Skip to content

Separatism not the elixir to province’s problems

The United Kingdom’s withdrawal from the European Union, called “Brexit” for short, shambles on with no end in sight. U.K.

The United Kingdom’s withdrawal from the European Union, called “Brexit” for short, shambles on with no end in sight.

U.K. Prime Minister Theresa May’s proposed Brexit deal with the European Union was ignominiously voted down by the British Parliament, and May narrowly survived a no-confidence vote that would have toppled her government.

There are rumblings that Scotland may decide to leave the United Kingdom, and that Northern Ireland would also secede and formally join the rest of Ireland. British business leaders are warning about the economic headaches that could result from losing access to the European market.

Watching the Brexit debate from across the Atlantic, I’m reminded of how similar Brexit is to the debates over Quebec separation nearly 25 years ago, and the more recent rumblings in Alberta that we should separate from Canada. What the separatists didn’t consider – and still don’t in the case of Alberta – is how Brexit shows that a separation referendum wouldn’t be the end of their problems, it would just be the beginning.

For one thing, if Brexit goes ahead the United Kingdom itself could fracture with the departure of Scotland and Northern Ireland. In 1995, many people were saying if Quebec separated from Canada, parts of Quebec that wanted to rejoin Canada, such as Indigenous communities, had the right to do so. They encouraged the federal government to play hardball with a separate Quebec on the issue. A separate Alberta would be just as divisible as Quebec.

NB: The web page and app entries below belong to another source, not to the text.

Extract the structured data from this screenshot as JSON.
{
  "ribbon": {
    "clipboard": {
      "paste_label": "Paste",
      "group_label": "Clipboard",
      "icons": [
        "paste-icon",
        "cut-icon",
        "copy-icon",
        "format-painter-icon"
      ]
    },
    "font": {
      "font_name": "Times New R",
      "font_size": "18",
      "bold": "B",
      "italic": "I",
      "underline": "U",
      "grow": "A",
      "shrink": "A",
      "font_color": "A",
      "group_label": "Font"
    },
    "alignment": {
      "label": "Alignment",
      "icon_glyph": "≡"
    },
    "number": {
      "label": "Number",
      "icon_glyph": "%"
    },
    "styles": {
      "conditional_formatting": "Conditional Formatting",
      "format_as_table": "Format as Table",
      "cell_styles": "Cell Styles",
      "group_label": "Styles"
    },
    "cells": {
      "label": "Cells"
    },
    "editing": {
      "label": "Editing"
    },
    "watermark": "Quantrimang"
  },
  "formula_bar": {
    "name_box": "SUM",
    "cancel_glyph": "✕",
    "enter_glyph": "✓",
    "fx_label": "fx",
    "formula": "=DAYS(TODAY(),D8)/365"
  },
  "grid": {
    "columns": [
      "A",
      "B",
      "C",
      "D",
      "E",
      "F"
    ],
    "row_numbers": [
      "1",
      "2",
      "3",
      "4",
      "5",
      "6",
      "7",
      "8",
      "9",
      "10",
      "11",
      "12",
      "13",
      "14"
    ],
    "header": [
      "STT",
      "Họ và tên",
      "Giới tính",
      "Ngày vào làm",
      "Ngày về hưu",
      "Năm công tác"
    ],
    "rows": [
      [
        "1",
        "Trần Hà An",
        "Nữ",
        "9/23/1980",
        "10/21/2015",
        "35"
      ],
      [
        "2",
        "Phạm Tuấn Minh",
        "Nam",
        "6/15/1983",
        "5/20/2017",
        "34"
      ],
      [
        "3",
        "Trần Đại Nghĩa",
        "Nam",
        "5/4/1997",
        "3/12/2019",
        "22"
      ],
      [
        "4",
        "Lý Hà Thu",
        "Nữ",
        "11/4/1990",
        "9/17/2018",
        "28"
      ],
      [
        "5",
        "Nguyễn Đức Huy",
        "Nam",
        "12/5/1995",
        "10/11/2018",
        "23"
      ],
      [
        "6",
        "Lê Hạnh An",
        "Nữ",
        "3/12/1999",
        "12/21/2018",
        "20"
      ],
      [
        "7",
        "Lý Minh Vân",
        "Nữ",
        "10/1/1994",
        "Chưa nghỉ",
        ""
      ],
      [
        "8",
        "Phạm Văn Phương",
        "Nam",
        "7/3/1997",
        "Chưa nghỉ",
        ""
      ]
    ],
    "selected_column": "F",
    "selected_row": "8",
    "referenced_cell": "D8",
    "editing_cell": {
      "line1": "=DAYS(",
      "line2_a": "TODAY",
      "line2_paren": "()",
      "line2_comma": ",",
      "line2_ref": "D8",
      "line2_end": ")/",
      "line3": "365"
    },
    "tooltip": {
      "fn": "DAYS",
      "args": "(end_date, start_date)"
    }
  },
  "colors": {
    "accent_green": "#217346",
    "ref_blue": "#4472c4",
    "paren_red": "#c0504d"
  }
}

And then there are the economic problems that would result. In 1995, people were urging Ottawa to take a hard line on negotiating things like the use of the Canadian dollar and taking a share of the national debt. The rest of Canada would no doubt take a hard line with a separate Alberta, too. Both a separate Quebec and Alberta would be subject to any tariffs the rest of Canada or the United States decided to levy against them.

And no, the rest of Canada would not be required to let Alberta build a pipeline through its territory, either. The UN Convention on the Law of the Sea doesn’t impact infrastructure built on land to get products to port – and even if it did, the rest of Canada would still be free to levy tariffs against our oil or anything else.

Aside from all the formal political problems, Brexit has led to serious fault lines in British society. The country is polarized between “Leave” and “Remain” supporters. Even if Brexit itself is quickly resolved, the acrimony in the UK itself is likely to fester for much longer. Who here in Canada can forget the ill will that’s resulted from the 1995 Quebec referendum, especially since we never actually resolved the issues that caused it?

Quebec separatists in 1995 and Alberta separatists today came across as acting like separation would magically cure all of their provinces’ problems, whether language retention or oil pricing issues. As Brexit shows, separation likely wouldn’t solve these problems.

It would just make them worse.

Jared Milne is a St. Albert resident with a passion for Canadian history and politics.